↓

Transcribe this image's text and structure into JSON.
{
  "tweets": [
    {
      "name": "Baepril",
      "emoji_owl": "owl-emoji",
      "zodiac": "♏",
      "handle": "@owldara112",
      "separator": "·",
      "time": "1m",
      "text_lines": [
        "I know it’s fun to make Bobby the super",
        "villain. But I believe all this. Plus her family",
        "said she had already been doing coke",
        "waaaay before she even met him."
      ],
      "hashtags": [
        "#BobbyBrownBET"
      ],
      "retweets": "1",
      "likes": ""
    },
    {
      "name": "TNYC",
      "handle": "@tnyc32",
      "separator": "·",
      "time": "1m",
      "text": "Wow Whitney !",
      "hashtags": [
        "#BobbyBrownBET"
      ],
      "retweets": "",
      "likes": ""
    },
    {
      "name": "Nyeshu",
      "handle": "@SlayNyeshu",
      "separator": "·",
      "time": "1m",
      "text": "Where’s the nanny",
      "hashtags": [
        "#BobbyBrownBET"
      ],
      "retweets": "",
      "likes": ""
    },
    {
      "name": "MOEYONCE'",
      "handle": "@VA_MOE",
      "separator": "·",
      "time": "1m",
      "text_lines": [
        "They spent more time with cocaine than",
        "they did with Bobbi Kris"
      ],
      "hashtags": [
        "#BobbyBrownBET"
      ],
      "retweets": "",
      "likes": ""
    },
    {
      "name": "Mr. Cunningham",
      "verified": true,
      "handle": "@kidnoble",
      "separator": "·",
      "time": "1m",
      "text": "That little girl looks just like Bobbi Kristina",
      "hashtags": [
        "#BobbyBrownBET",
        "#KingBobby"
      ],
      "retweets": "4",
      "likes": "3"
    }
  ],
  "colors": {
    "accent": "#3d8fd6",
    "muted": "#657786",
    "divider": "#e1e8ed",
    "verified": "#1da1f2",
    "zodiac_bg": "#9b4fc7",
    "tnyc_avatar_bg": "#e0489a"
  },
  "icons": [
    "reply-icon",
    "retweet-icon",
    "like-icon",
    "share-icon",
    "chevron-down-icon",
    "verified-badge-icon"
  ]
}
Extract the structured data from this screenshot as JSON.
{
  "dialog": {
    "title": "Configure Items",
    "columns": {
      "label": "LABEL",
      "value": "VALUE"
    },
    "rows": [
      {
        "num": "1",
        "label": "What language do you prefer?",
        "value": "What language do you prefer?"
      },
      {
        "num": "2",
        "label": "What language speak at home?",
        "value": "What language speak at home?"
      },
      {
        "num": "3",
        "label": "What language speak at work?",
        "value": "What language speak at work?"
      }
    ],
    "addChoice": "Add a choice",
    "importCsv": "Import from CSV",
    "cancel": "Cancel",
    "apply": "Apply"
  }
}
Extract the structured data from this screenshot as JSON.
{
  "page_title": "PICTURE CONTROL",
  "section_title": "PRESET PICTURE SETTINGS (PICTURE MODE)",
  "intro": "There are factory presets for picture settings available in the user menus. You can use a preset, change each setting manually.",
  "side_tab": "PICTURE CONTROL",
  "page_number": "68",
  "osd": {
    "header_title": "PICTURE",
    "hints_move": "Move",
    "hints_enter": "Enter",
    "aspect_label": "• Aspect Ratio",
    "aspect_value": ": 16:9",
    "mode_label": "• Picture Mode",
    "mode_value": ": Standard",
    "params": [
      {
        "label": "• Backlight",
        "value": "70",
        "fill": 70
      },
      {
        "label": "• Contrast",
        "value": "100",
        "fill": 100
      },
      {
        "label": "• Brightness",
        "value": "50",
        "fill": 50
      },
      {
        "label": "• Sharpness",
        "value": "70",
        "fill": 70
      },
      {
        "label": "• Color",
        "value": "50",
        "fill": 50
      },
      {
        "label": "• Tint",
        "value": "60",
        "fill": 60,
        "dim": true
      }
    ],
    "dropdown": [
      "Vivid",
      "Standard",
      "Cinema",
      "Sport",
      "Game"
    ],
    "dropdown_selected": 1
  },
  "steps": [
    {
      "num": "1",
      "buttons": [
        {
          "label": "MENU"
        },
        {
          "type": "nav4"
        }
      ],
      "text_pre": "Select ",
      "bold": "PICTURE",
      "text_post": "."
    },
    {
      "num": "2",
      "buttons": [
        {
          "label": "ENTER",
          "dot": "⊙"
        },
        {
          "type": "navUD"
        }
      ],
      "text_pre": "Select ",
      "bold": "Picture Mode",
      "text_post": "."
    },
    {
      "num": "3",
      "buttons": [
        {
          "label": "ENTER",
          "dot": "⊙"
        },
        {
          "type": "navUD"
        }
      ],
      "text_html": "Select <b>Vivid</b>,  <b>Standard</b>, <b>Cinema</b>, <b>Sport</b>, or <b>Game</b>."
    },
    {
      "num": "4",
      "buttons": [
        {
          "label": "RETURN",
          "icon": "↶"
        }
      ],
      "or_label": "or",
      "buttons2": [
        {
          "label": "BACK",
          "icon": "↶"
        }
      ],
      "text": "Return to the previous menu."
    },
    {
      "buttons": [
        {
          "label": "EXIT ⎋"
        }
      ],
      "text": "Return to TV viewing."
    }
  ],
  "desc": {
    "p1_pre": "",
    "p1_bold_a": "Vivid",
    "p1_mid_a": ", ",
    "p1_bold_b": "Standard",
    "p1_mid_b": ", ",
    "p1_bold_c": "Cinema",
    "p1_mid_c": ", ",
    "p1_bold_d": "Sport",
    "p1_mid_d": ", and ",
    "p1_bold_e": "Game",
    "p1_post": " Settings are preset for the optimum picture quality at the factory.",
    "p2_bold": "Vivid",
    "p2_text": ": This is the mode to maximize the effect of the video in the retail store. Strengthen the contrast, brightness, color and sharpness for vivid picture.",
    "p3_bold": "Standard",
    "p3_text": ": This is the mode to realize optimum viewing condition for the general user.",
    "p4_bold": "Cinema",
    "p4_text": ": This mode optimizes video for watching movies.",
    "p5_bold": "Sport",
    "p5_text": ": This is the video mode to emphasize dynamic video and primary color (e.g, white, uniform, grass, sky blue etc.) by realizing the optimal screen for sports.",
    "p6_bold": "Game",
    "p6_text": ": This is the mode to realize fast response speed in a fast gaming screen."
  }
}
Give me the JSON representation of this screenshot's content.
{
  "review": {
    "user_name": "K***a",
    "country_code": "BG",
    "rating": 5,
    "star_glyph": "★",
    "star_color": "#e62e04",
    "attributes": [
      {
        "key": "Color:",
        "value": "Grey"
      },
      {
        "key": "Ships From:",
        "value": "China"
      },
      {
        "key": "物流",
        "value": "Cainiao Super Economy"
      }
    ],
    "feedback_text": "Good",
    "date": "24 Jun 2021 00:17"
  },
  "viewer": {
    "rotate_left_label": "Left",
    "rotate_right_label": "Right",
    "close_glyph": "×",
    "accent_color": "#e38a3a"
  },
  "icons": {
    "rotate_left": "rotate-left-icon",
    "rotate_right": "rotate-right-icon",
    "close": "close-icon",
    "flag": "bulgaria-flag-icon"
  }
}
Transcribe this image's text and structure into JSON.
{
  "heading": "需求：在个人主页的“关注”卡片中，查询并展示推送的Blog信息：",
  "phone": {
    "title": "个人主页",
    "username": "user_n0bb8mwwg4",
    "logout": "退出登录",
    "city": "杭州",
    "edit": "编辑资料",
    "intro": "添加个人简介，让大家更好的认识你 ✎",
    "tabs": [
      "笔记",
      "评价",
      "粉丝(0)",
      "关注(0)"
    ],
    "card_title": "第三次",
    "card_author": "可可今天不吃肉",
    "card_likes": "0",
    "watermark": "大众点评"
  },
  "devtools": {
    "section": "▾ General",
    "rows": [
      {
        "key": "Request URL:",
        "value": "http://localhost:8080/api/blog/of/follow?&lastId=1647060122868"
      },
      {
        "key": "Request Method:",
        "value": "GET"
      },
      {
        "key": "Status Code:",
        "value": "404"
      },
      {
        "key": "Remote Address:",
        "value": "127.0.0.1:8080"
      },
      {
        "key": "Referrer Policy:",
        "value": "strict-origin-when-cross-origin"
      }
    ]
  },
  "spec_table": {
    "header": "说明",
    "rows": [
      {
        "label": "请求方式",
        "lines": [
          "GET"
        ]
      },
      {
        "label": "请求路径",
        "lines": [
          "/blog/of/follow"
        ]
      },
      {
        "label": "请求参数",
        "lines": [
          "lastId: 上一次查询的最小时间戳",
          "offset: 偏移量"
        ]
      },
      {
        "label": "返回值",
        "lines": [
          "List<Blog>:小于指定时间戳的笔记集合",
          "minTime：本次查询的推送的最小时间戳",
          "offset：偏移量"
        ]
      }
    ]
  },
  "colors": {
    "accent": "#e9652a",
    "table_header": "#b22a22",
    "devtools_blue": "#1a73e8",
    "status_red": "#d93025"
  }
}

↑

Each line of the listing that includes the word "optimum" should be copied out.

    "p1_post": " Settings are preset for the optimum picture quality at the factory.",
    "p3_text": ": This is the mode to realize optimum viewing condition for the general user.",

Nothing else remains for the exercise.